Grocon’s Greenwich, Fairfield apartment development ticks the boxes
Owner occupiers are still in the hunt for apartments in Melbourne, says Grocon’s David Waldren. But they are looking for homes that are sustainable, accessible and connected to their community.
Grocon’s $40 million Greenwich Fairfield project in Melbourne’s inner-suburban Fairfield consists of 77 one, two and three bedroom apartments.
“This is the first time we have brought to the market a 5 Star Green Star-rated apartment project that complies with the Livable Housing Australia Guidelines and supports the Homes for Homes project,” says Waldren, Grocon’s national head of Planning and Design.
“We expected to attract the standard 70 per cent investor, 30 per cent owner/occupier split of buyers – but instead we got the opposite. The quality of the project has turned the market on its head,” Waldren explains.
The common wisdom may be that Melbourne has an oversupply of apartments, but buyers are still in the hunt for quality, Waldren adds.
Sales agent Dan Witkowski, associate director of Three Sixty Property Group, says he “hasn’t seen a project like this in quite a while.”
He says the development, designed by JCB Architecture and Lat27 landscapes, confirms the “pent up demand for good quality design”.
Fairfield is just six kilometres from Melbourne’s CBD along the Yarra River. While the suburb has been a sleeper for a number of years, it’s now going through a boom and “capital growth is through the roof” Witkowski says.
Witkowski says the mix of sustainability and accessibility features resonate with owner occupiers.

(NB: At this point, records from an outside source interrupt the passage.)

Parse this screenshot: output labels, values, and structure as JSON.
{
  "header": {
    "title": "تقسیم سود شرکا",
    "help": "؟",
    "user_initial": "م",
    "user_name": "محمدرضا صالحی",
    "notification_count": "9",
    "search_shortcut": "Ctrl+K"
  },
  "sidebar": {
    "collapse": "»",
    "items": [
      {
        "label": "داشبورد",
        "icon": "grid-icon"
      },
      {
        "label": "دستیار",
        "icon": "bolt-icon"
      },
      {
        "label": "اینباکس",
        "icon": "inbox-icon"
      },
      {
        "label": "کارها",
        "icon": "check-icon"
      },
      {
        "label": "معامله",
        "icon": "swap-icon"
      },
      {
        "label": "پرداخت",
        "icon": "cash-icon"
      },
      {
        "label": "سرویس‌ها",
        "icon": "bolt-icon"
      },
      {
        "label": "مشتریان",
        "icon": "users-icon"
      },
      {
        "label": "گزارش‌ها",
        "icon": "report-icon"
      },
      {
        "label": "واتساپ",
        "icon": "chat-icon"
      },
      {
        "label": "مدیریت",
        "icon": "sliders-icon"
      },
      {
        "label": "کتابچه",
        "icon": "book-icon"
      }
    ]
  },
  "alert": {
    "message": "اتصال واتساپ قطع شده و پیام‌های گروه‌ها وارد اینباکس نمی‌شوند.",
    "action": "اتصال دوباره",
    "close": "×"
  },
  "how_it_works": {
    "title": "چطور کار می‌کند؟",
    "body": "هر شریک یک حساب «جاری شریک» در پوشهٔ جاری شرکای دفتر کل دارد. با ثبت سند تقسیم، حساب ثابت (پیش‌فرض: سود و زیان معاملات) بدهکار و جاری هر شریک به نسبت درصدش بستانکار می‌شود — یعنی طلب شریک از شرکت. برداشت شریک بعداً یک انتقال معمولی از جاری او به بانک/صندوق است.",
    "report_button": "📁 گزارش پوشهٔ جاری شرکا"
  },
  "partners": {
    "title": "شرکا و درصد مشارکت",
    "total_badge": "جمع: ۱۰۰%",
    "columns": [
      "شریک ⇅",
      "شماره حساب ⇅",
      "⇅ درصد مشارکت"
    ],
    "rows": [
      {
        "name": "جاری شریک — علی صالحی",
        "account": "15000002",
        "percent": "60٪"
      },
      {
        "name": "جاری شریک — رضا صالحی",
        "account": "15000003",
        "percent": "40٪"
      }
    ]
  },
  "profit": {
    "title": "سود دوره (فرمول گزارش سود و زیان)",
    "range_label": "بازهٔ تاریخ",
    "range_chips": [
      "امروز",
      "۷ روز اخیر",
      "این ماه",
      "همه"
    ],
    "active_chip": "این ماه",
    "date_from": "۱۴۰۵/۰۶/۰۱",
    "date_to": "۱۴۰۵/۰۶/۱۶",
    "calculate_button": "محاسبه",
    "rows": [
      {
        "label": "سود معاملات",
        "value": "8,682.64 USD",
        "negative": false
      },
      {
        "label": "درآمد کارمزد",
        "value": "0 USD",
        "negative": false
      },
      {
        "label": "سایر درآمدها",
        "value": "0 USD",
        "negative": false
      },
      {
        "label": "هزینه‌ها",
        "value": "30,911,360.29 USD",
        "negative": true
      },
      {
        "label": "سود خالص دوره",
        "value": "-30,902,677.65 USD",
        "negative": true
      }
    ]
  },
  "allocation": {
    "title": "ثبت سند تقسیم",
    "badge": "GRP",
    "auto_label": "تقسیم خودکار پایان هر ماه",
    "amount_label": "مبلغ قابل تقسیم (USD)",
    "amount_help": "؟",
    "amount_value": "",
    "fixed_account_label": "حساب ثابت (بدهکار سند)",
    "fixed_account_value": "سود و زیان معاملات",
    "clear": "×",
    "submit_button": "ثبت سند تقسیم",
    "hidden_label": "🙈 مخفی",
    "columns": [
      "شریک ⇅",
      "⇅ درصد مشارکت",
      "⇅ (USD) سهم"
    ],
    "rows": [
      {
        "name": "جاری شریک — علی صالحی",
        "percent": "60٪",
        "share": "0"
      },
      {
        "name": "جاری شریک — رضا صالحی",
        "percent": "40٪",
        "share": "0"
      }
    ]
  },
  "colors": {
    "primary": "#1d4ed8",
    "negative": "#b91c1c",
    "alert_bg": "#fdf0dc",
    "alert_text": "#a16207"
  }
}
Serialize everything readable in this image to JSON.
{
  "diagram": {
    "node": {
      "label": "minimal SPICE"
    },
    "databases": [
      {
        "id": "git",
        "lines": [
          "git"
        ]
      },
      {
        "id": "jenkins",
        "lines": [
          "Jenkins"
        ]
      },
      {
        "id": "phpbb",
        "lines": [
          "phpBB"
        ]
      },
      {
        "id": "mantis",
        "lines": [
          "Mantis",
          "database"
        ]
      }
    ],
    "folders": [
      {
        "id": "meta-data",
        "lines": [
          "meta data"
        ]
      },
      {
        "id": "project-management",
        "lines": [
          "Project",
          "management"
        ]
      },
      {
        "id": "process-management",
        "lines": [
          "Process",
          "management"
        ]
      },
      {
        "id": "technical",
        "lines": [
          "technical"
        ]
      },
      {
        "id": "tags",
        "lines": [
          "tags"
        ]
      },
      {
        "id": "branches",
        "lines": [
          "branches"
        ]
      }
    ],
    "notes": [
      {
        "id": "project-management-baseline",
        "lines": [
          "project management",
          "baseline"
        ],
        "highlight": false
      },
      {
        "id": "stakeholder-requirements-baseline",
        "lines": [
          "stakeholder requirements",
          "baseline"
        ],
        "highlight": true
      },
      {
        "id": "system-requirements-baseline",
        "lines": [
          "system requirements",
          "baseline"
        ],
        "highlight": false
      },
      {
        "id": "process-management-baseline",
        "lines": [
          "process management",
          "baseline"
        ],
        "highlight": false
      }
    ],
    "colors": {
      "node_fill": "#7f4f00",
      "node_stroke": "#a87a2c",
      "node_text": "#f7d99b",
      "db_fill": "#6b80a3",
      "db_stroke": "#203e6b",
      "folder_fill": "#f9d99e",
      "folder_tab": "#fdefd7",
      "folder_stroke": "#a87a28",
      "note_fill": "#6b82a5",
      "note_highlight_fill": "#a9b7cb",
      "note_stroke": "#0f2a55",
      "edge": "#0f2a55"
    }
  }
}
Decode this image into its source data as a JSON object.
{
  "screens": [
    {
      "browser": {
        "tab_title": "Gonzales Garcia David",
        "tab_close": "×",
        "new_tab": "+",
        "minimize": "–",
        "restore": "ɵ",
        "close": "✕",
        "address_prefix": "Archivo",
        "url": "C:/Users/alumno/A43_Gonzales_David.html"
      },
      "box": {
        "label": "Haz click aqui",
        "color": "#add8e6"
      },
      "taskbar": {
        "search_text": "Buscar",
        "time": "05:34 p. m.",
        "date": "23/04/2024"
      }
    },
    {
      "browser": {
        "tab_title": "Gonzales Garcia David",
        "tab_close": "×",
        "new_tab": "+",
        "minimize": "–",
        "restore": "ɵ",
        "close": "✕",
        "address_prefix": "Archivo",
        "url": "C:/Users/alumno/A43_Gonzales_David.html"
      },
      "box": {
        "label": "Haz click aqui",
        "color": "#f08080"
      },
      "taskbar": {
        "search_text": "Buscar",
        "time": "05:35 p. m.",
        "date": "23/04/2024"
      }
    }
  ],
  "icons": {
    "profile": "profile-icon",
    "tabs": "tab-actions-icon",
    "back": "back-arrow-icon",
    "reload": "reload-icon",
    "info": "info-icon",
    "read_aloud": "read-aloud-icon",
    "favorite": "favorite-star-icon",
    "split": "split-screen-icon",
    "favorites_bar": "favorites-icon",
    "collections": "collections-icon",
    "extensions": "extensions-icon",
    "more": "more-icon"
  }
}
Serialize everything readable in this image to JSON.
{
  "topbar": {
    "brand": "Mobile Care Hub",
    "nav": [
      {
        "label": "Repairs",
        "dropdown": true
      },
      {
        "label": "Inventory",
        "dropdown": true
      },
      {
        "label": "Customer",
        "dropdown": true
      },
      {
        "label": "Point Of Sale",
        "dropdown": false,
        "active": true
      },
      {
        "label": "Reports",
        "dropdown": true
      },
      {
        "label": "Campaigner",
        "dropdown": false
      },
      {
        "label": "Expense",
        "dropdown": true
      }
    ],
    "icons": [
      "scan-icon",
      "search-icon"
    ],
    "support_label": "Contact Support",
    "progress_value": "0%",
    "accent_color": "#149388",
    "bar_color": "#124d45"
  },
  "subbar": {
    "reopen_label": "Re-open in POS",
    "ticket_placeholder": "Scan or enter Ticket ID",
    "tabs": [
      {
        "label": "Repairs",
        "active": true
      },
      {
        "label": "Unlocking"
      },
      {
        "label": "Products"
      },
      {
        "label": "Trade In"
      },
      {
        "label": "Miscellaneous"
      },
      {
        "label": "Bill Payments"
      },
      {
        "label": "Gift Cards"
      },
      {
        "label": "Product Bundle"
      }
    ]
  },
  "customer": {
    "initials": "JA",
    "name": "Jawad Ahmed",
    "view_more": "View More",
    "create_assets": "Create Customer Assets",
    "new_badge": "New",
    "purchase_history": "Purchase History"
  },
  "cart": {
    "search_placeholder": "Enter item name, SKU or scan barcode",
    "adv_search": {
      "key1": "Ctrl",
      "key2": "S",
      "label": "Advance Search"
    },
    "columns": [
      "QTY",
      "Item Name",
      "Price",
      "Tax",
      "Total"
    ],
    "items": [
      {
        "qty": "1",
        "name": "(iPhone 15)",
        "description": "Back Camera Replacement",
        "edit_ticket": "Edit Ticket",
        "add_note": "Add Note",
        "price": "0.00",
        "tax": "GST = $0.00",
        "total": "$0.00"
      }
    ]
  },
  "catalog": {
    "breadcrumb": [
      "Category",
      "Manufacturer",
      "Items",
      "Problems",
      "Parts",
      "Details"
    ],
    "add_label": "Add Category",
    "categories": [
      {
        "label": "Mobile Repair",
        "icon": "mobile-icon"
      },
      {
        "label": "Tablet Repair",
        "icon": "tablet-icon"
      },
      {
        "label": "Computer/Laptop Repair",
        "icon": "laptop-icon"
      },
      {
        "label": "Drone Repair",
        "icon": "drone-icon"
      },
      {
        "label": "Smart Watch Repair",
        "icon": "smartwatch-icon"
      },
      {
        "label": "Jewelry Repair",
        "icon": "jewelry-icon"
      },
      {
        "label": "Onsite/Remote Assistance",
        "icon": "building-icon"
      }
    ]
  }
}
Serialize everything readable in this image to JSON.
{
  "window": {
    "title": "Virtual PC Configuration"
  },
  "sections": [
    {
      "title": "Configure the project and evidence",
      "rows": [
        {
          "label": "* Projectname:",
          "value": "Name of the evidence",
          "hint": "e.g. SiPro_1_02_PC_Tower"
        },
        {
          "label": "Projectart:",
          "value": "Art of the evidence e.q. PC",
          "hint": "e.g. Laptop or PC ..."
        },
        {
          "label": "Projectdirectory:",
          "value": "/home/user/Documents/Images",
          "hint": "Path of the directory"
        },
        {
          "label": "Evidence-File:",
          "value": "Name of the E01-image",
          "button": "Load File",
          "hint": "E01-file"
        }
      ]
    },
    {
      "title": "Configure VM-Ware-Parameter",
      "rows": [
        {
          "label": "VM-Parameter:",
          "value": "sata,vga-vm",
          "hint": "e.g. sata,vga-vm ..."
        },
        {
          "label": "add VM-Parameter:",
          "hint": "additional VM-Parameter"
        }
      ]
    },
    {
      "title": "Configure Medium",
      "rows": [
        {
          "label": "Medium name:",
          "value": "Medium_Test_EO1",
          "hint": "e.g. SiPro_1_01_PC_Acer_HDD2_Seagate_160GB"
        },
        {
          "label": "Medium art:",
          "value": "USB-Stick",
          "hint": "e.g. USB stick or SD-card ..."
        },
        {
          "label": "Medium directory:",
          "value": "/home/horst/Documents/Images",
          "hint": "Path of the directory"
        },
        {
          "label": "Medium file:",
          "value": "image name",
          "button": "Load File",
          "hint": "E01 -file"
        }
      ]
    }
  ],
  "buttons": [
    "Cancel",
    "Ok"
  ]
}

“A lot of downsizers are purchasing in the development, and the Livable Housing design features appeal. Buyers may not need to worry about accessibility issues now, but they want to future-proof their purchase.”
Witkowski says the project’s 5 Star Green Star rating is another selling feature.
“Even if people don’t understand the specifics, they appreciate that Grocon has committed to achieve a Green Star rating. We are getting more frequent questions about energy efficiency, acoustics and insulation, double glazing and greywater in gardens, for example, and the Green Star rating gives owners confidence that their apartment is sustainable.”
Buyers at Greenwich Fairfield are also encouraged to sign up for The Big Issue’s Homes for Homes scheme. Home owners make a commitment to donate a tax deductible 0.1 per cent of their property price at the time they sell. Funds raised support the construction of new affordable and social housing.
Witkowski says the program requires a “bit of education for purchasers” but that it is great to be able to offer buyers the chance to become part of the scheme.
Grocon’s experience with Greenwich Fairfield confirms that there is still strong demand for well-designed apartments that make the most of their assets – views, natural light and close proximity to the city centre. This is the first of a series of projects with the same brief that Grocon will bring to the markets of Melbourne, Sydney and Brisbane over the next couple of years.
“When everyone else is talking about a downturn in the market for apartments, mum and dad investors are buying properties – so long as they are developed to be great places to live,” Waldren concludes.